• **To do**: The answer must consist of every line in the records below that contains the string "home".

Data excerpts
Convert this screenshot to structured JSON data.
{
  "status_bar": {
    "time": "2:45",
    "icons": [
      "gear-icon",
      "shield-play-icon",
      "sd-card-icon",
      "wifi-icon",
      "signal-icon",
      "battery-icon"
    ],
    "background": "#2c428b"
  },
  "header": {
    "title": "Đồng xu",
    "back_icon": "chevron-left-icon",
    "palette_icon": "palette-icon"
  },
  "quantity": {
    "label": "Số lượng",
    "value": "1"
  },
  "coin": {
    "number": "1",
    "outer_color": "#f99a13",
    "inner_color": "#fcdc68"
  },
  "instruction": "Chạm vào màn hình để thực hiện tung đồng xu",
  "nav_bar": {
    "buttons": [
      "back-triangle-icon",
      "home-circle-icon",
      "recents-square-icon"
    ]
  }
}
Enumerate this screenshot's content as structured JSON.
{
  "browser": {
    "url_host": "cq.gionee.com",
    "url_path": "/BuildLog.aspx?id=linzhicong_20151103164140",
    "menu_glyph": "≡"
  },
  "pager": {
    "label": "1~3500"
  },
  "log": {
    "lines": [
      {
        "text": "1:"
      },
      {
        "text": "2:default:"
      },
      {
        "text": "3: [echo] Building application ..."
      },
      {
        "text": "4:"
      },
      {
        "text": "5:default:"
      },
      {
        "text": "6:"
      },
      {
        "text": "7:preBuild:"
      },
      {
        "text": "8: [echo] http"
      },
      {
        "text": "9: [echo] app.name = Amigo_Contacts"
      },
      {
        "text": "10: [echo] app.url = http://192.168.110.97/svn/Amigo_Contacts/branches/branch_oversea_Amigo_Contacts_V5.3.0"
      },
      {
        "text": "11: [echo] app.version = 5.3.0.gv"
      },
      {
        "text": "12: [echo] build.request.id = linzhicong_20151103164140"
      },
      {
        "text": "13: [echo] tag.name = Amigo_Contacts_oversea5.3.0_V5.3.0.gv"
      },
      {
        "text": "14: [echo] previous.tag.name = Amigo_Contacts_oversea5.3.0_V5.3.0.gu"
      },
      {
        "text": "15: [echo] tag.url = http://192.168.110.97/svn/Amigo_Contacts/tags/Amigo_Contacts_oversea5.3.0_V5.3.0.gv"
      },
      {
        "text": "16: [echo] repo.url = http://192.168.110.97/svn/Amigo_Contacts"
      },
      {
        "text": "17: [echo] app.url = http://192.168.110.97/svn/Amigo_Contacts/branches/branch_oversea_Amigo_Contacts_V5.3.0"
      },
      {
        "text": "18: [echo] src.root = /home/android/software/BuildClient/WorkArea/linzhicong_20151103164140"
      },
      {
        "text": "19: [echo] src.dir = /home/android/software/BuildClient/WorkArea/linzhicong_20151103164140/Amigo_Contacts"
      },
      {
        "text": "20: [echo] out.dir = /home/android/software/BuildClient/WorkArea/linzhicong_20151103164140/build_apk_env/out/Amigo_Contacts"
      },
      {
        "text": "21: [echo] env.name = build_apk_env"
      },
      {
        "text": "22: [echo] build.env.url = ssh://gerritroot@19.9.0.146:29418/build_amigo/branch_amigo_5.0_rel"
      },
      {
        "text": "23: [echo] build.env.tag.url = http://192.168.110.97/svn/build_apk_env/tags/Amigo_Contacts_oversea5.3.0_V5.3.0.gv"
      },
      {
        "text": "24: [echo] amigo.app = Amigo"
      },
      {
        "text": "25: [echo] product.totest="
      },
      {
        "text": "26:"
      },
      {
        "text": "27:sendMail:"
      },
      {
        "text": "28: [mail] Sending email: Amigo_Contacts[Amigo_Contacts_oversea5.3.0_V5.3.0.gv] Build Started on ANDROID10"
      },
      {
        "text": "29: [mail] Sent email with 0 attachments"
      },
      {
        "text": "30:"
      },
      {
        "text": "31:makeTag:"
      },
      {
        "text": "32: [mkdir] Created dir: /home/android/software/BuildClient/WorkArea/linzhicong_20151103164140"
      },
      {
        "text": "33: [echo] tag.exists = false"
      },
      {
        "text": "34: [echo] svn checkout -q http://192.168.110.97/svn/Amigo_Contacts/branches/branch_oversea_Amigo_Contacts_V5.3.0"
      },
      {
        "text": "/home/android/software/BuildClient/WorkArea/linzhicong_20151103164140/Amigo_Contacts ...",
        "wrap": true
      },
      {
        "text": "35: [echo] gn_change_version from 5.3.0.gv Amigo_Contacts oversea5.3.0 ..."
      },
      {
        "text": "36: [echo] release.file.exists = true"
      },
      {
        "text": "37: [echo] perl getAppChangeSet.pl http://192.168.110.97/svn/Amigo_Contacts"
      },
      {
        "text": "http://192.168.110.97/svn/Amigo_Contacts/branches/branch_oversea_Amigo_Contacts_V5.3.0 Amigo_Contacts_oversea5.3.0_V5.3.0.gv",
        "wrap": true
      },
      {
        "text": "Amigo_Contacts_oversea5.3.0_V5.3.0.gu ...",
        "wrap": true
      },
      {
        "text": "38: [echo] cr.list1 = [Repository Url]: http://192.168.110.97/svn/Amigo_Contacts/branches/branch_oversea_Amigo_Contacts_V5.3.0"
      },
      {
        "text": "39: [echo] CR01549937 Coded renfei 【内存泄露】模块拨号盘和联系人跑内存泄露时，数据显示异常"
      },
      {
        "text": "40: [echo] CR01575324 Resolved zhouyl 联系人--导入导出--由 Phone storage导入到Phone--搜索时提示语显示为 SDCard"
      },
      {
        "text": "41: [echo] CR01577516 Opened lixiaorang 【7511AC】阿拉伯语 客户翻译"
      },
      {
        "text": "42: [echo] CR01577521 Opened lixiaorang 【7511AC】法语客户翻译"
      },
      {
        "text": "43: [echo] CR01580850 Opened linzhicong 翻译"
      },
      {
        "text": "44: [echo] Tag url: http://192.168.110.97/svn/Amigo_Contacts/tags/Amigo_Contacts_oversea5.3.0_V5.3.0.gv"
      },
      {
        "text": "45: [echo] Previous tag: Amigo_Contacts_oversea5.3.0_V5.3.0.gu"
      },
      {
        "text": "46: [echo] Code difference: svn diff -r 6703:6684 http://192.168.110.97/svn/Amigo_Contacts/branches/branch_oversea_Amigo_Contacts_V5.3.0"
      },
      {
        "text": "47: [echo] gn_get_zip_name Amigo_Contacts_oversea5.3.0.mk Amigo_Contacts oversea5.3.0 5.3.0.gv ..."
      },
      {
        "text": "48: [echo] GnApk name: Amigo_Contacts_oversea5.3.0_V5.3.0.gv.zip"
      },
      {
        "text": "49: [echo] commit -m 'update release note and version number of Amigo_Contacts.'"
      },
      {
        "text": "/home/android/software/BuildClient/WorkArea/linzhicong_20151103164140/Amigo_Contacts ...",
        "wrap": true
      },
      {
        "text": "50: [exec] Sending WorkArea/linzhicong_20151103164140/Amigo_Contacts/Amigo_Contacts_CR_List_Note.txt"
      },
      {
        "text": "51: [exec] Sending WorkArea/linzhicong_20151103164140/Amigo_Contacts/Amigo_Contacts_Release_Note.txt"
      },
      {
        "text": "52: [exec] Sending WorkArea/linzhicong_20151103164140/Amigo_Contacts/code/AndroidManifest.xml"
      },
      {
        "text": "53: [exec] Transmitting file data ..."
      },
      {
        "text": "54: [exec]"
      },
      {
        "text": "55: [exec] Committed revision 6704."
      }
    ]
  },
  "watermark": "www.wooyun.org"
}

• **Written solution**:
      "home-circle-icon",
        "text": "18: [echo] src.root = /home/android/software/BuildClient/WorkArea/linzhicong_20151103164140"
        "text": "19: [echo] src.dir = /home/android/software/BuildClient/WorkArea/linzhicong_20151103164140/Amigo_Contacts"
        "text": "20: [echo] out.dir = /home/android/software/BuildClient/WorkArea/linzhicong_20151103164140/build_apk_env/out/Amigo_Contacts"
        "text": "32: [mkdir] Created dir: /home/android/software/BuildClient/WorkArea/linzhicong_20151103164140"
        "text": "/home/android/software/BuildClient/WorkArea/linzhicong_20151103164140/Amigo_Contacts ...",
        "text": "/home/android/software/BuildClient/WorkArea/linzhicong_20151103164140/Amigo_Contacts ...",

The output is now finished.